Edgar Allen Poe wrote of the anguish of the fleeting life that he perceived as a groundless, insubstantial dream. He wrote of the agonizing experience of the sands of life slipping through his fingers. He was an outsider in his time but arguably he speaks for the majority of modern people who flock to Hollywood’s illusory tales of triumph and magnified importance to escape that very fear. Cuaron, by contrast, taps into an entirely different poetic by envisioning through Cleo a Whitmanian amplitude and a pleasure taken in the unbearable lightness of being; the cradle endlessly rocking producing life, and letting it slip through our fingers without indelible fear or anxiety.
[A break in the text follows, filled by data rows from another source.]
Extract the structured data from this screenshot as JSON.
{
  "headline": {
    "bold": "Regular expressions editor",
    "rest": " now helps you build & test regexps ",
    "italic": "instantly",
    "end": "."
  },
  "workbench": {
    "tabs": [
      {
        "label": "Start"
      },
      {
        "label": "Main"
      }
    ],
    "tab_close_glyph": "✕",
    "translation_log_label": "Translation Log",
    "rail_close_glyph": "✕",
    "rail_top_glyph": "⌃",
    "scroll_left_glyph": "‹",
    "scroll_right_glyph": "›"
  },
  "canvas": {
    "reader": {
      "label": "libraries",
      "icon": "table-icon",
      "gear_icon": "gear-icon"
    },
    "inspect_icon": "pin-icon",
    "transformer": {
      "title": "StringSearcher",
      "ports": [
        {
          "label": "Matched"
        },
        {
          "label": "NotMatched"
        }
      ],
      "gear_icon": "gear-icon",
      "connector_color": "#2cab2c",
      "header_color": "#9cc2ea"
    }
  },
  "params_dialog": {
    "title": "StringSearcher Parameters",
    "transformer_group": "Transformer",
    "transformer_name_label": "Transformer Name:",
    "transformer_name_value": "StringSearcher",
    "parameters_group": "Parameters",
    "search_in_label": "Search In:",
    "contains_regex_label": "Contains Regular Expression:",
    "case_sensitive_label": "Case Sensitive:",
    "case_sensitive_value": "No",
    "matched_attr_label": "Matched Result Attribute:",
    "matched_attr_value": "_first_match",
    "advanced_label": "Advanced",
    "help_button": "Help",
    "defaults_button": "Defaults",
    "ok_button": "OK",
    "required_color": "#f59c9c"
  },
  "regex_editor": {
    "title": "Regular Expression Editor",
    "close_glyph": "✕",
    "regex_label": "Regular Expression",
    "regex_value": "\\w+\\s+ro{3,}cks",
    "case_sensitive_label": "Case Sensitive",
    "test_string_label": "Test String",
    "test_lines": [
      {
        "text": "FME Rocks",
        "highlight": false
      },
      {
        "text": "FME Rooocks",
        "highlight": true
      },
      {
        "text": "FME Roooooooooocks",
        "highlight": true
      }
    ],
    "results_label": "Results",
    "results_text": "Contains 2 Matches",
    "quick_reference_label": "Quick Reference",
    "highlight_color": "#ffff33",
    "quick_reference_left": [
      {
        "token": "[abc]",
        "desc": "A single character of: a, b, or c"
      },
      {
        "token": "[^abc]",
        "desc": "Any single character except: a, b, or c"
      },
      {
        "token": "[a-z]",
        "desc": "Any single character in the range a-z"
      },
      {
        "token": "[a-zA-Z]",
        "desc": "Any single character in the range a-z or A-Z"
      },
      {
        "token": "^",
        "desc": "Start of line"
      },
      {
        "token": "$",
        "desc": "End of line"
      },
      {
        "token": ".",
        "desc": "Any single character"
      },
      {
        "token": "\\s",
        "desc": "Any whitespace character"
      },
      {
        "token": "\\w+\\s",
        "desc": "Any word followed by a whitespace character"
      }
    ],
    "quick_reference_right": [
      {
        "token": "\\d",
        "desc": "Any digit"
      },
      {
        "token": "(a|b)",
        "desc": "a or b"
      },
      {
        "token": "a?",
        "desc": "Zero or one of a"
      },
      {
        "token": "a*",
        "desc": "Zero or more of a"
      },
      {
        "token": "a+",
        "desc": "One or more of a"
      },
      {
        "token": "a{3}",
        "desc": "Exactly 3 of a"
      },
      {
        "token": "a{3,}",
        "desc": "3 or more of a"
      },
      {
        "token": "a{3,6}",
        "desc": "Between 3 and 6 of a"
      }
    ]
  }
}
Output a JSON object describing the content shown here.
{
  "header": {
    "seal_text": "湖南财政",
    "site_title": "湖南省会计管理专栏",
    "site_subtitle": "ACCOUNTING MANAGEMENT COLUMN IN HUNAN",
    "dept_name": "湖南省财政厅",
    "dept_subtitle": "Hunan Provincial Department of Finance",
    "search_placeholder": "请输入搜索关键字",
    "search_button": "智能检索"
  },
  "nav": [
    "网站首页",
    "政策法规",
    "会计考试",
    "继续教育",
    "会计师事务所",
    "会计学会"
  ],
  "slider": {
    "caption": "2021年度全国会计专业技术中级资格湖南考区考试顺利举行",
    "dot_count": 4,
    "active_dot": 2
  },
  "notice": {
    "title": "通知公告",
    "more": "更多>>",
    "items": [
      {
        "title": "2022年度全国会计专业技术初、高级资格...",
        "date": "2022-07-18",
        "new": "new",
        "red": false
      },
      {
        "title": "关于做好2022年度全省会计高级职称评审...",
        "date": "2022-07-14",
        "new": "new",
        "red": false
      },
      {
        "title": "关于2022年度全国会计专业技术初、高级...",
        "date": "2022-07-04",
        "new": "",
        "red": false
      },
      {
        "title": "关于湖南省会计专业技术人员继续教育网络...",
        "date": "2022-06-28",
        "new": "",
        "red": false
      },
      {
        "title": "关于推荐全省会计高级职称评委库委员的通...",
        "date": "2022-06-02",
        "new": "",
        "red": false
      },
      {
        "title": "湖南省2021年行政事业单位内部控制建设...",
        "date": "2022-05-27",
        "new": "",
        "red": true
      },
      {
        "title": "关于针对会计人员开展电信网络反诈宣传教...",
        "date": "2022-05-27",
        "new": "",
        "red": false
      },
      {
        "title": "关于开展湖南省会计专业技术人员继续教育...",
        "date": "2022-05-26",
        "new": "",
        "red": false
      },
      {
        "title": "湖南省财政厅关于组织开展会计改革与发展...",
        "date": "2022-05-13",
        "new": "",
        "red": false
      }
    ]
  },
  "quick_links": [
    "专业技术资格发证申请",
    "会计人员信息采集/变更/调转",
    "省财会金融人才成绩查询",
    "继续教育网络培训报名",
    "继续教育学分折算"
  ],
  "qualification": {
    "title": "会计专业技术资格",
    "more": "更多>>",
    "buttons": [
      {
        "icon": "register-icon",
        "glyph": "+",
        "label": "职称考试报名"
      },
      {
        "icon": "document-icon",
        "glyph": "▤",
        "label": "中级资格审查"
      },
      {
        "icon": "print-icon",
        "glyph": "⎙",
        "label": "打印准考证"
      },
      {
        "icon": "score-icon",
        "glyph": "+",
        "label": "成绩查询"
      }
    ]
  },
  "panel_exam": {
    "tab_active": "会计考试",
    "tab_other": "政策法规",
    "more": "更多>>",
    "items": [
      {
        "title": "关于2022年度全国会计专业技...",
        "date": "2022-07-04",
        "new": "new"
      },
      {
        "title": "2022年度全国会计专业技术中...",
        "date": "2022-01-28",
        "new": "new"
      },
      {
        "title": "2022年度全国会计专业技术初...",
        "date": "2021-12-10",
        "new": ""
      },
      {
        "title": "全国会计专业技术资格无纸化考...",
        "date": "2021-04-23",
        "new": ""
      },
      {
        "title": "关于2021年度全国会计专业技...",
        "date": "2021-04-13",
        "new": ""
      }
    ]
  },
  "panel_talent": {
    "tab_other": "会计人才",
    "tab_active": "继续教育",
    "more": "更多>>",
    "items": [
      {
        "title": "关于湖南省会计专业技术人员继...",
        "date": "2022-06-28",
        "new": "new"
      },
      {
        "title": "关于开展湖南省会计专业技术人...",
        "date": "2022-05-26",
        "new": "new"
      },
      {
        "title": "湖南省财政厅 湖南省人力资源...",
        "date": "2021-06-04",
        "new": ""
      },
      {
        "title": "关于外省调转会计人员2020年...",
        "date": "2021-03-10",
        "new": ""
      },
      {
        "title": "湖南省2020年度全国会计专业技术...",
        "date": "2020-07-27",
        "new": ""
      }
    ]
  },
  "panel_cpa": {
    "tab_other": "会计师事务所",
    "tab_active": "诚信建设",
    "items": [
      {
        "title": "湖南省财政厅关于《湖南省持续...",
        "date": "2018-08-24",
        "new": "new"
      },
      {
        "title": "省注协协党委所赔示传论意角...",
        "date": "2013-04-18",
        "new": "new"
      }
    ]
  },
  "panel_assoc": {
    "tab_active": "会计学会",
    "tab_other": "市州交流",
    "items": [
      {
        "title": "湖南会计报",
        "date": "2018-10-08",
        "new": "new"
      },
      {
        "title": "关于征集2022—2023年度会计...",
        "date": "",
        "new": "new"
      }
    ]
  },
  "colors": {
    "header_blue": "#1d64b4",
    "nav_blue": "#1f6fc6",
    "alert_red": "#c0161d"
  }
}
Might that be the reason the film is titled Roma, for the geographical location rather than Cleo, even though his cinematic poem depends so heavily on her and her courage, more courage than I, steeped in the existential terror of Poe, can muster, can only imagine courtesy of Cuaron?

EDITOR’S NOTE: Roma was selected as AWFJ’s Movie of the Week for January 25, 2019 and was honored by the Alliance of Women Film Journalists with 2018 EDA Awards for Best Film, Best Foreign Language Film, Best Director for Alfonso Cuaron, Best Cinematographer for Alfonso Cuaron.

0 Flares Twitter 0 Facebook 0 0 Flares ×
explore: | | | | | |